The green goods scam
What increases the chances of a scam getting some traction is if it appeals to the avaricious nature of its victim. What is even better is if it is a scam which encourages the mark to commit an illegal act. When they realise that they have been duped, they are hardly likely to run to the police and confess that they had been conned whilst trying to commit a crime. It is even better if the scammers have got the police in their pocket. These were all the characteristics of what came to be known as the green goods scam which was perpetrated in late nineteenth century America.
The starting point of the scam was a circular, produced by a gang member called the writer, sufficiently vague in its wording but sufficiently enticing to interest the target audiences, buyers of lottery tickets who were considered likely to succumb to appeals to their innate greed, and to ex-Confederate soldiers who were down on their luck and keen to put one over the Federal government in Washington.

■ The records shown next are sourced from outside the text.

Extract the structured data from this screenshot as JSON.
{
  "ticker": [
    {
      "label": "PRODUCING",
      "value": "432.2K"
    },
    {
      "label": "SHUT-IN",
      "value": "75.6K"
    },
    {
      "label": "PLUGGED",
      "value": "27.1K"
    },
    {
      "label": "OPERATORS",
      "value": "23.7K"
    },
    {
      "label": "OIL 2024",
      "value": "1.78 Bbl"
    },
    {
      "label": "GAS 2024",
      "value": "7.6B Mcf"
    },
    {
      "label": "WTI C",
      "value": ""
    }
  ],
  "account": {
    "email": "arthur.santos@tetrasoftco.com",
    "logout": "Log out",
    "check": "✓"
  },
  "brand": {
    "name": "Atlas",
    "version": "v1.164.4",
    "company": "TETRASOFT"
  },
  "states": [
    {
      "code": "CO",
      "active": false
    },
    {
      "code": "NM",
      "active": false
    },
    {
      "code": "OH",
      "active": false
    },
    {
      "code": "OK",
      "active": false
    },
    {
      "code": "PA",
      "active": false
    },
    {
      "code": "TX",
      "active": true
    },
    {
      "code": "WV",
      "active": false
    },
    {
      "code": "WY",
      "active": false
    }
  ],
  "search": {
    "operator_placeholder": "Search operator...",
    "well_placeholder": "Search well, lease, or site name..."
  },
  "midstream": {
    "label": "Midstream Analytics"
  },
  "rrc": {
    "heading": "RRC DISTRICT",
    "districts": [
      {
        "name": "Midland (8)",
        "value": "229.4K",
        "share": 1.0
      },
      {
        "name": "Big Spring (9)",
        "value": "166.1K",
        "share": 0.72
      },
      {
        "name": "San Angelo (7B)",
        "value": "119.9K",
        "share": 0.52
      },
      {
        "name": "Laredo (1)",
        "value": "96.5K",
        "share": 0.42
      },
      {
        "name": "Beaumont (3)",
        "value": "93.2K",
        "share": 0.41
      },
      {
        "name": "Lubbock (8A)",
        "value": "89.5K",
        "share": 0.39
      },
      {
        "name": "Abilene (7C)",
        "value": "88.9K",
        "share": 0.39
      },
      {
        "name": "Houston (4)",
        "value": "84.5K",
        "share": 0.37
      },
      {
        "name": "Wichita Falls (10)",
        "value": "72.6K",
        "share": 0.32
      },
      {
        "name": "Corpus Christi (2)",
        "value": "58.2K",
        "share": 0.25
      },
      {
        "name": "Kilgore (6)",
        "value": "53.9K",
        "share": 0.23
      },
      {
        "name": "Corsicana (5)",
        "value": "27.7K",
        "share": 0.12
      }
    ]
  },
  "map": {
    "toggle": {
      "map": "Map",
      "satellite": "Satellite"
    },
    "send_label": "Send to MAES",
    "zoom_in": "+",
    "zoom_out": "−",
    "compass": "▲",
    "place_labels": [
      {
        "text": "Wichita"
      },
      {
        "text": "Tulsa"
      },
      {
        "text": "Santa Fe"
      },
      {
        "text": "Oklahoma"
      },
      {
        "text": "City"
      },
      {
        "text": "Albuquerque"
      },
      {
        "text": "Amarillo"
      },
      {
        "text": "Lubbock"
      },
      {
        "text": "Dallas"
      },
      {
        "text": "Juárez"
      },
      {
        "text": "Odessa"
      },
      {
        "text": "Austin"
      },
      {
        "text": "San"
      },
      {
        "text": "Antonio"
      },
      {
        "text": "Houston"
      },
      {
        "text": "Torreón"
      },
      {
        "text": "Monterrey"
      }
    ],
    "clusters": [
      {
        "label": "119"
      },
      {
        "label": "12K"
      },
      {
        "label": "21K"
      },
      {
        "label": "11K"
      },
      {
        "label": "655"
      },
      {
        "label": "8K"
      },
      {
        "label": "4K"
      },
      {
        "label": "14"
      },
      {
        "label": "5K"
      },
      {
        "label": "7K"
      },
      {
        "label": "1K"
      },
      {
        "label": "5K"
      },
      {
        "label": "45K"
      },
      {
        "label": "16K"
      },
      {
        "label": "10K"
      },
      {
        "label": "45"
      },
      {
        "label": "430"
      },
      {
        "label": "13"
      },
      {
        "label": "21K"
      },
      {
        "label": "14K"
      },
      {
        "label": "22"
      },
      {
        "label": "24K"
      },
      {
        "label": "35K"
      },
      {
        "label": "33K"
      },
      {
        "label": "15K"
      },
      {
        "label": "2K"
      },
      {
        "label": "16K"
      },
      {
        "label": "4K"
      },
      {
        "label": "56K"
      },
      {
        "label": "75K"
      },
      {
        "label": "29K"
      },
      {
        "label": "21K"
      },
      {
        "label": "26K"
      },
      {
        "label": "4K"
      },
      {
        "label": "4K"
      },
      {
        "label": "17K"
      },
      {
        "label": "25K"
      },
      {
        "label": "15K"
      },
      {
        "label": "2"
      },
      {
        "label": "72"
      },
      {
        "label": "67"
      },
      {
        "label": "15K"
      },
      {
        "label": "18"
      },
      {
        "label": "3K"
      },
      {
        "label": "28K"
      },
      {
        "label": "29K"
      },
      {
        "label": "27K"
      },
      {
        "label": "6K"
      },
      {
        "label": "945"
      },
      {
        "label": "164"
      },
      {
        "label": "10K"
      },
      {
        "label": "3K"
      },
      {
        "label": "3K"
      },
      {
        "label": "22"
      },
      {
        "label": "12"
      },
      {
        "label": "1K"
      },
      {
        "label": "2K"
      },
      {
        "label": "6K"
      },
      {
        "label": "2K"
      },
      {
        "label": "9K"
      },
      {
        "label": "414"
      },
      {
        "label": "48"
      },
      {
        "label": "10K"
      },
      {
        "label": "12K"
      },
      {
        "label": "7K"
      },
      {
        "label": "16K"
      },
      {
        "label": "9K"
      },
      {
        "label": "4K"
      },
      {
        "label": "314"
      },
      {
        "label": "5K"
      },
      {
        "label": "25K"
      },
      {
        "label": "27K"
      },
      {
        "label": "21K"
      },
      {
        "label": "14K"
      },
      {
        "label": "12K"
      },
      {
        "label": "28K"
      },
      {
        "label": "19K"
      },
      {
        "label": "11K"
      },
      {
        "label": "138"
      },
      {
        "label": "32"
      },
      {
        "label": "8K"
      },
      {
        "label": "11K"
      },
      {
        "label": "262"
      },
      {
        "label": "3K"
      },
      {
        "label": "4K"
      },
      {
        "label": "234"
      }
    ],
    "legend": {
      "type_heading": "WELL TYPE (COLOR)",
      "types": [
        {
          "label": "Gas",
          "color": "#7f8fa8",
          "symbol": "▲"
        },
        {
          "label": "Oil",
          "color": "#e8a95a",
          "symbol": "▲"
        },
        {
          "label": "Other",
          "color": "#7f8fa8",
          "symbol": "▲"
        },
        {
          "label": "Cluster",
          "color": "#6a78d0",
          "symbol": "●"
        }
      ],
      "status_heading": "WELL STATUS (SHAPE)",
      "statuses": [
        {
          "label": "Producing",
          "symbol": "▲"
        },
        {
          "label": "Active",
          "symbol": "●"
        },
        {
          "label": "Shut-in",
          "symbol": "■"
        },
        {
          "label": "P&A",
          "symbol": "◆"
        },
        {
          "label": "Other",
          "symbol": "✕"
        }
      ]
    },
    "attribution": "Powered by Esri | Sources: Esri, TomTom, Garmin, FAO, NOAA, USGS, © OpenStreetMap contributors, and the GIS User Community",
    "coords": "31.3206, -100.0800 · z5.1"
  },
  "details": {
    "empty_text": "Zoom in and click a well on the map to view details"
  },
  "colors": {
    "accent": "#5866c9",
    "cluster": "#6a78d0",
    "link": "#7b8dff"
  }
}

A typical circular would read, “I am dealing in articles, paper goods – ones, twos, fives, tens, and twenties – do you understand? I cannot be plainer until I know your heart is true to me. Then I will satisfy you that I can furnish you with a fine, safe, and profitable article that can be used in any manner and for all purposes, and no danger”.
What was being offered was counterfeit money at knock-down prices.
Some circulars were more explicit. One set could not have been any plainer, stating “I have on hand a large amount of counterfeit notes of the following denominations: $1, $2, $5, $10 and $20. I guarantee every note to be perfect”. Others, fearful that the police might intercept their missives, talked enigmatically about certain brands of cigar.
Once the victim had indicated their interest, the economics of the deal would be spelt out. A modest outlay of $100 would entitle the purchaser to notes to the value of $1,200, whilst $600 would secure $10,000. In order to get their hands on this deal of the century, the prospect would have to travel to New York City or a destination in upstate New York where they would be met by a member of the gang, called a steerer. Their job was to take the victim to a location where they would see a pile of cash which would seem to be legitimate, as it was.
The gang even threw in a suitcase free of charge which they filled with the amount of money the victim had purchased for the knock-down price. But before the victim got his hands on the suitcase, there would be some form of distraction during which a man known as the turning point would replace the original suitcase with an identical one. Unfortunately, the replacement suitcase was stuffed full of newspaper or sand.
However, the victim would not have the time to notice he had been duped. The steerer got hold of him, telling them to go with him to the station and get out of town without talking to anyone. To ensure that the victim obeyed their instructions, a policeman, in the pay of the gang, of course, would be lurking in the background. If the victim looked as though he was about to open the suitcase, the policeman would leap into action, threatening to arrest him for buying counterfeit money. The alternative was to get on the first train out of town.
It was only when the victim had got on to the train or arrived home feeling pleased with himself that he would realise he had been had. By that time, of course, it was too late.
George Appo, a notorious pickpocket, had eight years as a steerer. In his autobiography he gives some sense of the economics and scale of the scam in its heyday. The operator would make between $300 to $1,000 a time, of which 10% went to the steerer and 45% to the turning point. Often an operator would have up to writers, each of whom would hook in one or two victims a day.
The anti-Tammany Hall investigations which started in 1893 began to reveal the incestuous relationship between the green goods gangs and the police. Up to 30 policemen were indicted at the time. Then the new Republican mayor appointed Theodore Roosevelt as Police Commissioner. Roosevelt, in conjunction with postal inspectors, started treating the green goods operators as “a farmer treats weeds – root them out and prevent them from coming back”. So successful was the campaign that by the early twentieth century, this form of scamming was a thing of the past.
If you enjoyed this, try Fifty Scams and Hoaxes by Martin Fone